• **ASSIGNMENT**
Every line containing "year" should be identified and copied from the data below.

*** Opening of INPUT MATERIAL ***

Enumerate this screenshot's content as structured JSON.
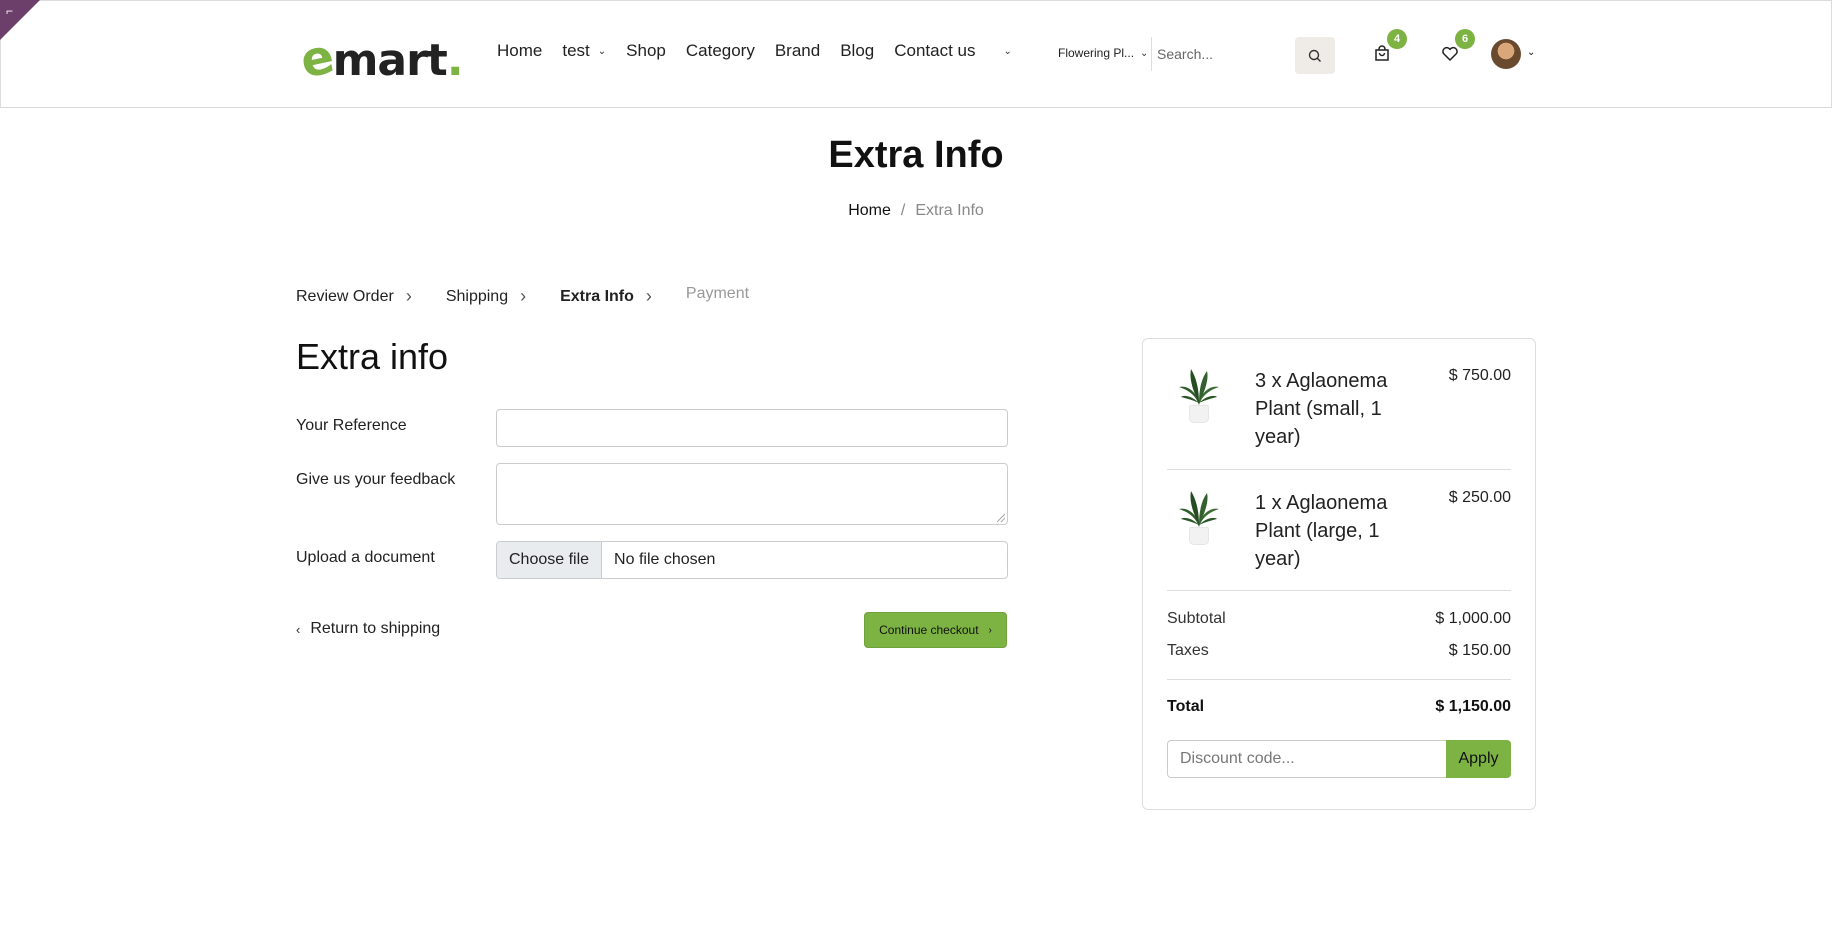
{
  "header": {
    "logo_main": "mart",
    "logo_e": "e",
    "logo_dot": ".",
    "nav": [
      {
        "label": "Home",
        "has_dropdown": false
      },
      {
        "label": "test",
        "has_dropdown": true
      },
      {
        "label": "Shop",
        "has_dropdown": false
      },
      {
        "label": "Category",
        "has_dropdown": false
      },
      {
        "label": "Brand",
        "has_dropdown": false
      },
      {
        "label": "Blog",
        "has_dropdown": false
      },
      {
        "label": "Contact us",
        "has_dropdown": false
      }
    ],
    "category_select": "Flowering Pl...",
    "search_placeholder": "Search...",
    "cart_count": "4",
    "wishlist_count": "6",
    "accent_color": "#7cb342"
  },
  "page": {
    "title": "Extra Info",
    "breadcrumb": {
      "home": "Home",
      "separator": "/",
      "current": "Extra Info"
    }
  },
  "steps": [
    {
      "label": "Review Order",
      "state": "done"
    },
    {
      "label": "Shipping",
      "state": "done"
    },
    {
      "label": "Extra Info",
      "state": "active"
    },
    {
      "label": "Payment",
      "state": "disabled"
    }
  ],
  "form": {
    "title": "Extra info",
    "reference_label": "Your Reference",
    "feedback_label": "Give us your feedback",
    "upload_label": "Upload a document",
    "choose_file_label": "Choose file",
    "file_status": "No file chosen",
    "return_label": "Return to shipping",
    "continue_label": "Continue checkout"
  },
  "summary": {
    "lines": [
      {
        "name": "3 x Aglaonema Plant (small, 1 year)",
        "price": "$ 750.00"
      },
      {
        "name": "1 x Aglaonema Plant (large, 1 year)",
        "price": "$ 250.00"
      }
    ],
    "subtotal_label": "Subtotal",
    "subtotal": "$ 1,000.00",
    "taxes_label": "Taxes",
    "taxes": "$ 150.00",
    "total_label": "Total",
    "total": "$ 1,150.00",
    "discount_placeholder": "Discount code...",
    "apply_label": "Apply"
  }
}
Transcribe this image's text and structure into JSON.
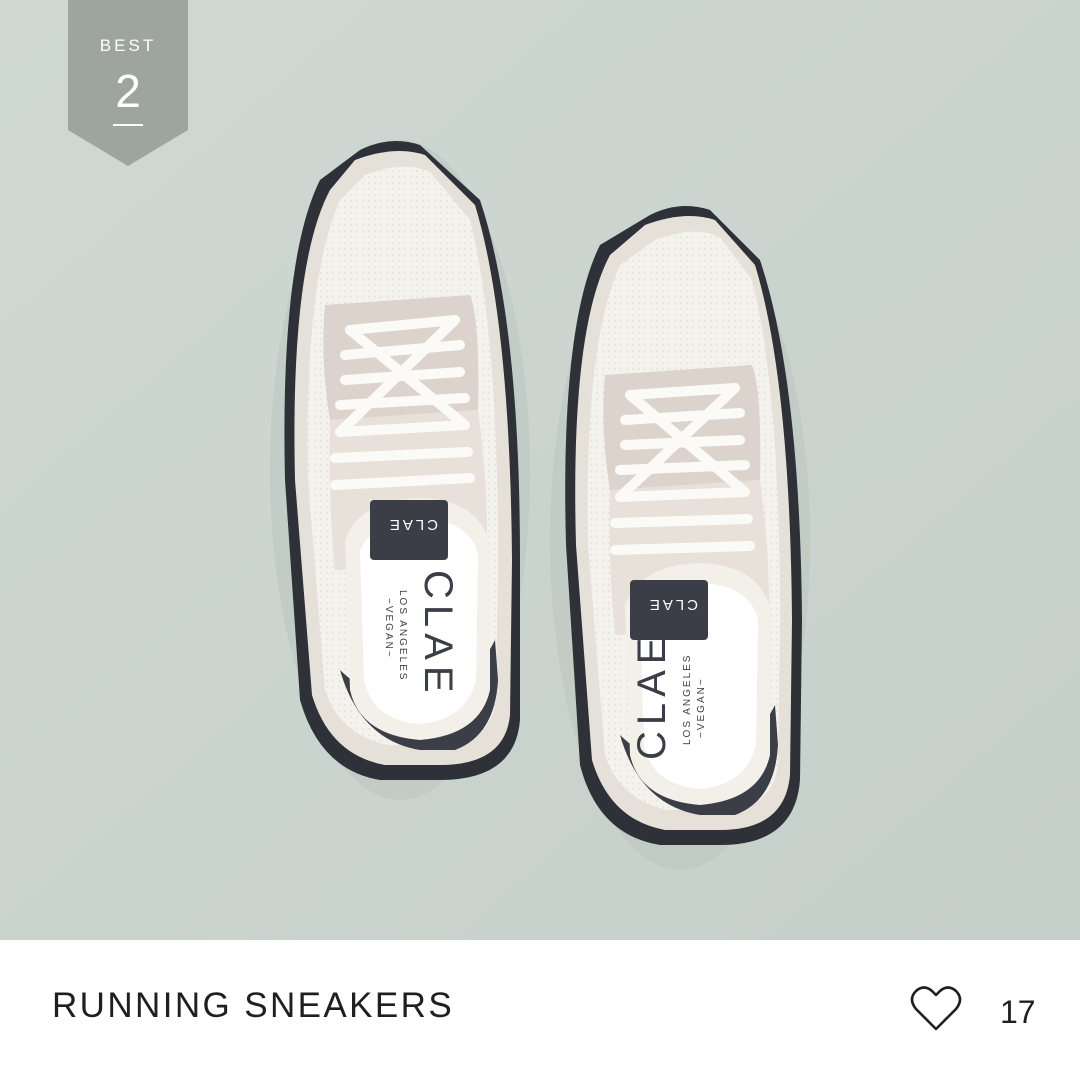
{
  "badge": {
    "label": "BEST",
    "rank": "2"
  },
  "product": {
    "title": "RUNNING SNEAKERS",
    "likes": "17",
    "brand_label": "CLAE",
    "brand_sub": "LOS ANGELES",
    "brand_vegan": "~VEGAN~"
  },
  "icons": {
    "like": "heart-outline-icon"
  },
  "colors": {
    "background": "#c9d3cd",
    "badge": "#9ea5a0",
    "accent_dark": "#3b3e46"
  }
}
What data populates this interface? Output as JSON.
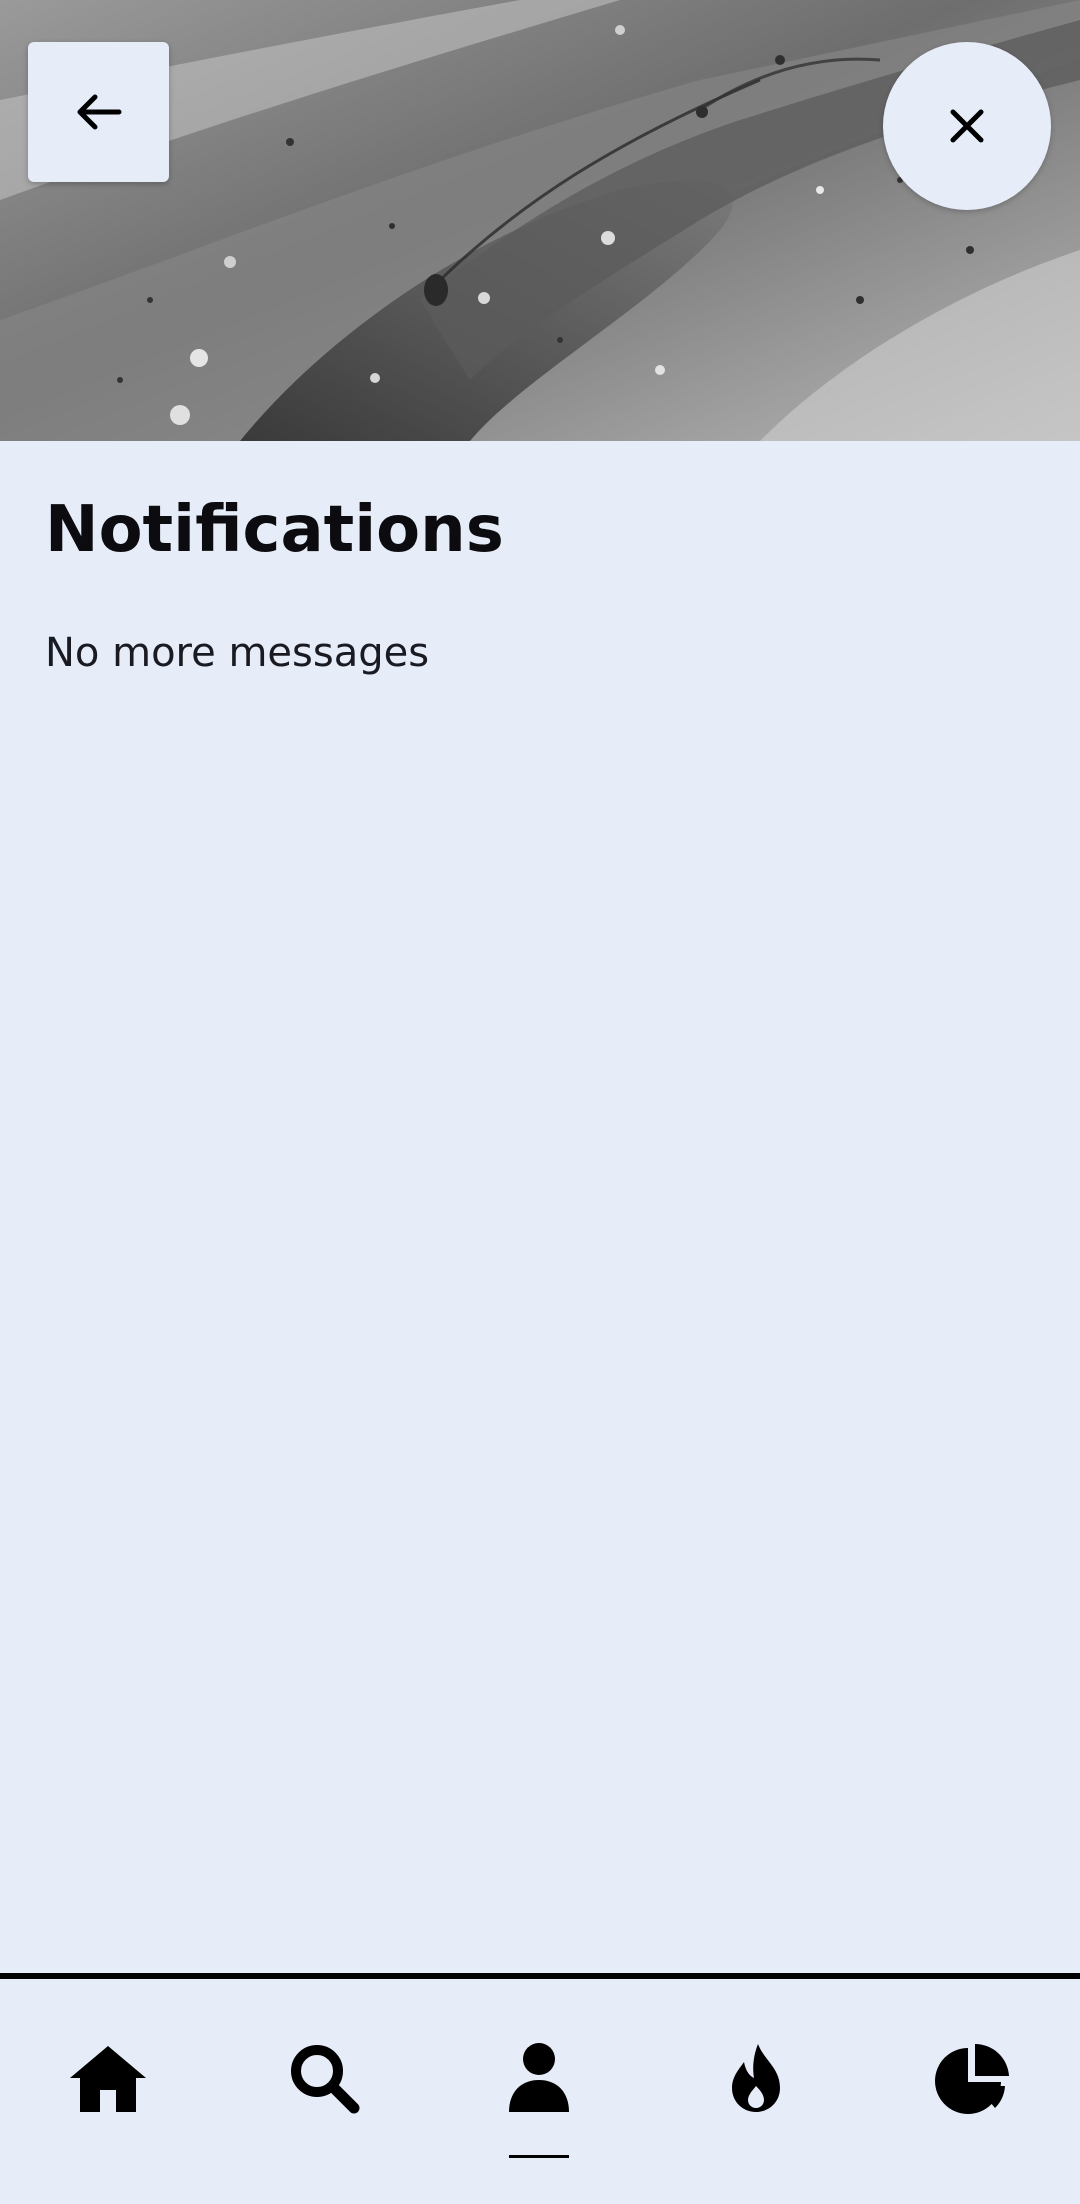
{
  "header": {
    "back_icon": "arrow-left-icon",
    "close_icon": "close-icon"
  },
  "main": {
    "title": "Notifications",
    "empty_message": "No more messages"
  },
  "bottom_nav": {
    "items": [
      {
        "icon": "home-icon",
        "active": false
      },
      {
        "icon": "search-icon",
        "active": false
      },
      {
        "icon": "profile-icon",
        "active": true
      },
      {
        "icon": "fire-icon",
        "active": false
      },
      {
        "icon": "pie-chart-icon",
        "active": false
      }
    ]
  },
  "colors": {
    "background": "#e6edf8",
    "text": "#0c0c10",
    "accent": "#000000"
  }
}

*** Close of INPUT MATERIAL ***

• **RESULT**
        "name": "3 x Aglaonema Plant (small, 1 year)",
        "name": "1 x Aglaonema Plant (large, 1 year)",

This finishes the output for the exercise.